#### Work order
How many lines in the records below contain "count"? Reply with the number alone.

#### Record set
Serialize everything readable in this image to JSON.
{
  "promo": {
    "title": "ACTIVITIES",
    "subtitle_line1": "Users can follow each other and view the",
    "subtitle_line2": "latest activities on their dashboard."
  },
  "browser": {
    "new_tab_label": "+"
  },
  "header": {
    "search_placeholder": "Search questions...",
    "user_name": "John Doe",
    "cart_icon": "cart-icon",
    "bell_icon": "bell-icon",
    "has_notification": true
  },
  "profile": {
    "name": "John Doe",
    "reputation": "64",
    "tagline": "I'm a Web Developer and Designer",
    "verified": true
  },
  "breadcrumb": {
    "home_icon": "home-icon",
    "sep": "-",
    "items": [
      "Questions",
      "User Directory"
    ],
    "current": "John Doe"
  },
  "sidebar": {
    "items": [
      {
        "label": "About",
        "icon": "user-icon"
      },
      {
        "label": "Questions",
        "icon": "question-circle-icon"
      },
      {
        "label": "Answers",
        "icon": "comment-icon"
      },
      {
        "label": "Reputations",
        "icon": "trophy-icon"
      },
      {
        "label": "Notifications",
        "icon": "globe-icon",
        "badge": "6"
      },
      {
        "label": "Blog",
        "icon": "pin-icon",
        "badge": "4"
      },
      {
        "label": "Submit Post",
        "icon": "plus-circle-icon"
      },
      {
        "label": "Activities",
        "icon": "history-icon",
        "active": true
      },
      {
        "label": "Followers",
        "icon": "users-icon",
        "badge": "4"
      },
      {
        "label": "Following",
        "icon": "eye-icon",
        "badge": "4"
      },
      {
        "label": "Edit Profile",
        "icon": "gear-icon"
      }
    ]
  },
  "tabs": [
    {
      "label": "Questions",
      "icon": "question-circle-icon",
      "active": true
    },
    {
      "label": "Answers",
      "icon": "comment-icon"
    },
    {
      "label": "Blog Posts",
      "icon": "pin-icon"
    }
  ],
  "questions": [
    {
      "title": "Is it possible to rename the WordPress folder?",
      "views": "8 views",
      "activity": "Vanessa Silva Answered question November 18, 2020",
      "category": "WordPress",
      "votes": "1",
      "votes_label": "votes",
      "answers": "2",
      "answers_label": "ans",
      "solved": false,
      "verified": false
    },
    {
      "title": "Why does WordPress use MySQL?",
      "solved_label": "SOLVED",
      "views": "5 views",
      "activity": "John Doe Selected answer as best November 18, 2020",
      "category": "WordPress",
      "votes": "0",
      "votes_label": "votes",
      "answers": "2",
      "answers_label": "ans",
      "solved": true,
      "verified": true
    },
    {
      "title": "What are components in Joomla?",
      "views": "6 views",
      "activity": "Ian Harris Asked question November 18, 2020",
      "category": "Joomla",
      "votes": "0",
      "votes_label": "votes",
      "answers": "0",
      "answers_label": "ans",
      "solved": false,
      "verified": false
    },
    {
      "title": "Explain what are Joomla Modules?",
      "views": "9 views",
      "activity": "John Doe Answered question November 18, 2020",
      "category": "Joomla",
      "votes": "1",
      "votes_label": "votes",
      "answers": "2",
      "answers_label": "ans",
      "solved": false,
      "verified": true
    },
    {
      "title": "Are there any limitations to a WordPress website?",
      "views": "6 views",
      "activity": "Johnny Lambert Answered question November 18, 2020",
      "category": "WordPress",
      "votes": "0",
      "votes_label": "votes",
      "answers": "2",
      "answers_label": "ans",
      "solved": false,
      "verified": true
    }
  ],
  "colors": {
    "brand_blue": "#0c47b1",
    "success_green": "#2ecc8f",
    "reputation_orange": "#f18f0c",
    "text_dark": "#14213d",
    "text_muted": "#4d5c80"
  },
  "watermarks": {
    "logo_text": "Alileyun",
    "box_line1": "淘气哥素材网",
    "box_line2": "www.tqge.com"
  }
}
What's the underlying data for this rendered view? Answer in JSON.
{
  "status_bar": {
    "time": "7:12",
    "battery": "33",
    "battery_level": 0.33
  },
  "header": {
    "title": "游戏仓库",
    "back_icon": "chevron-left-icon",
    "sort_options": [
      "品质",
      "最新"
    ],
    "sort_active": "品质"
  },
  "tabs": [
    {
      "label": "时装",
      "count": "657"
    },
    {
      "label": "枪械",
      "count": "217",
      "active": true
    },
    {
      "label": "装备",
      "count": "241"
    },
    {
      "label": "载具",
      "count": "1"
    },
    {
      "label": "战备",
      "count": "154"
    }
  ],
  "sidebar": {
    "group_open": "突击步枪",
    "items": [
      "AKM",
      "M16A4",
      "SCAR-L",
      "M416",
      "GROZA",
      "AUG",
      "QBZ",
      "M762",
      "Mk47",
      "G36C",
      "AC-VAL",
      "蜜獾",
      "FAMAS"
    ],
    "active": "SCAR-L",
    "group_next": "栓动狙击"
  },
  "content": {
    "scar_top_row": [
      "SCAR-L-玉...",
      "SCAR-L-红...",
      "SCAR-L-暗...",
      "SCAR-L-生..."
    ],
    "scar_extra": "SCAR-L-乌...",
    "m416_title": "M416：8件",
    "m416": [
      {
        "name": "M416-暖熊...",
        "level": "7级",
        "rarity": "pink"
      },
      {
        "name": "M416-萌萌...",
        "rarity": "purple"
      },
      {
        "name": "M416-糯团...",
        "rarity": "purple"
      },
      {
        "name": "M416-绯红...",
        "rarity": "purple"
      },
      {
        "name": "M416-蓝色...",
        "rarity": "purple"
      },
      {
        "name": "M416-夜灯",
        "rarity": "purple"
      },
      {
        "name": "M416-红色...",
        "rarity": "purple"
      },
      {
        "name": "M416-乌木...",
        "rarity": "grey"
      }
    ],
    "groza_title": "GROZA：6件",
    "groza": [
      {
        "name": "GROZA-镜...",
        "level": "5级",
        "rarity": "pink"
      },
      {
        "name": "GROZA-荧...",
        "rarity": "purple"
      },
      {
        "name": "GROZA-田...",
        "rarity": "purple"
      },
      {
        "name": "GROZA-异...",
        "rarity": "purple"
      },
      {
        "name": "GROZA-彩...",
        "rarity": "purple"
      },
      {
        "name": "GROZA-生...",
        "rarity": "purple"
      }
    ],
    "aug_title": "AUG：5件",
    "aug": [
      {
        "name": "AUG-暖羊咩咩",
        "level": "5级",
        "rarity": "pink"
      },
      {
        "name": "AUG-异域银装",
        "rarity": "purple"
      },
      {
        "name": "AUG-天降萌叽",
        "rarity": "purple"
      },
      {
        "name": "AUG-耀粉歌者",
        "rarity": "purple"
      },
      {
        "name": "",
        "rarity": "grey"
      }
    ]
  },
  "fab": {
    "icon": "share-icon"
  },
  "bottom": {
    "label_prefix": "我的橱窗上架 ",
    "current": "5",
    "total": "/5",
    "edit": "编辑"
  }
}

#### Answer to this exercise
5